reports from Buenos Aires
Can anyone stop the Williams-Renault steamroller? Apart from the numerous bumps on the Parc Almirante Brown circuit for tomorrow's Argentine Grand Prix, that is the underlying concern in Formula One circles following Damon Hill's runaway successes in Australia and Brazil. On current form, Williams are going to have to lose before anyone else can win.
As usual, yesterday's unofficial practice session was a game of bluff, with Damon Hill biding his time and Jacques Villeneuve learning the circuit, which lies just outside the sprawl of Buenos Aires. Hill was content to follow his own agenda, shrugging off two spins and then setting the fastest time right at the end to displace Michael Schumacher, Jean Alesi and Mika Hakkinen.
The moods in the individual garages are enlightening. Benetton are quietly optimistic that they will have their straight-line speed problem rectified in time for the European Grand Prix at the Nurburgring at the end of the month. Ferrari are buoyed by Schumacher's speed thus far this weekend, but are not kidding themselves. His third place in Brazil owed more to the driver than to the car, and he was not amused to be lapped by Hill in the closing stages. Ferrari are working on a redesign of the car's aerodynamic package: Schumacher's on-the-limit driving has been glorious to watch, but reeks of frustration.
The German is also unhappy about the state of the track. "This morning it was very dirty, which you would expect on the first day," he said. "But the bumps are very, very bad too. This is not how it should be." At McLaren, Mika Hakkinen's speed has come as a profound relief, particuarly in view of the performance of Hakkinen's Finnish rival, Mika Salo, in a Tyrrell whose running budget would barely pay McLaren's air fares.
The greatest threat to Williams and Benetton may well come from Jordan in races to come, but thus far the British team have struggled to set up their cars for this twisting track. They nevertheless have the stability of their second season of collaboration with Peugeot and recently welcomed a cash injection from Benson & Hedges, which may finally enable them to expand the established top four into a top five.

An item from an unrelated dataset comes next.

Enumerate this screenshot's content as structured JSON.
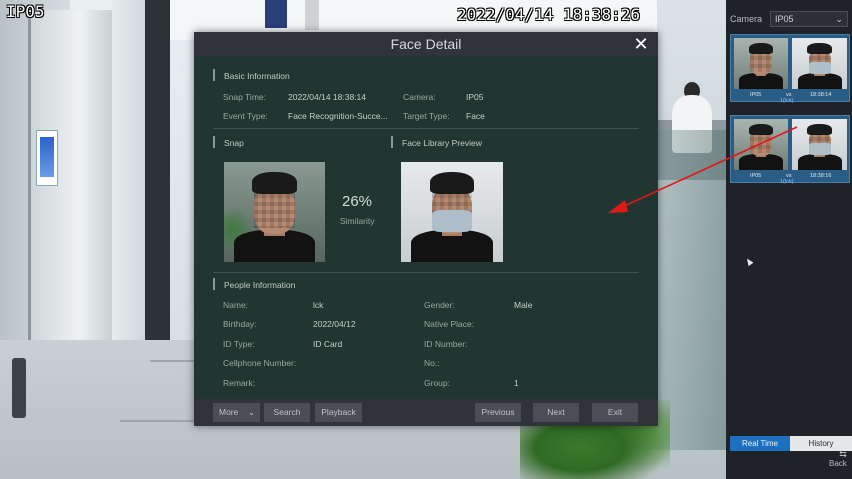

Benetton, Ferrari and McLaren ultimately believe that their cars have greater development potential than the Williams, which is effectively an updated version of the 1995 car. However, even if this proves to be the case any crossover point may come too late to prevent the Didcot team from converting their dominance into yet more Championship success.
"As I predicted, it's pretty competitive," Hill said. "This circuit just requires a good balance to go fast and as today proved there are several cars here capable of doing that."
ARGENTINE GRAND PRIX (Buenos Aires, tomorrow) Leading times in yesterday's free practice session: 1 D Hill (GB, Williams) 1min 29.694sec; 2 M Schumacher (Ger, Ferrari) 1:29.799; 3 J Alesi (Fr, Benetton) 1:30.019; 4 M Hakkinen (Fin, McLaren) 1:30.033; 5 M Salo (Fin, Tyrrell) 1:30.140; 6 H-H Frentzen (Ger, Sauber) 1:30.497; 7 R Barrichello (Bra, Jordan) 1:30.766; 8 D Coulthard (GB, McLaren) 1:30.770; 9 G Berger (Aut, Benetton) 1:30.890; 10 O Panis (Fr, Ligier) 1:31.013.Reuse content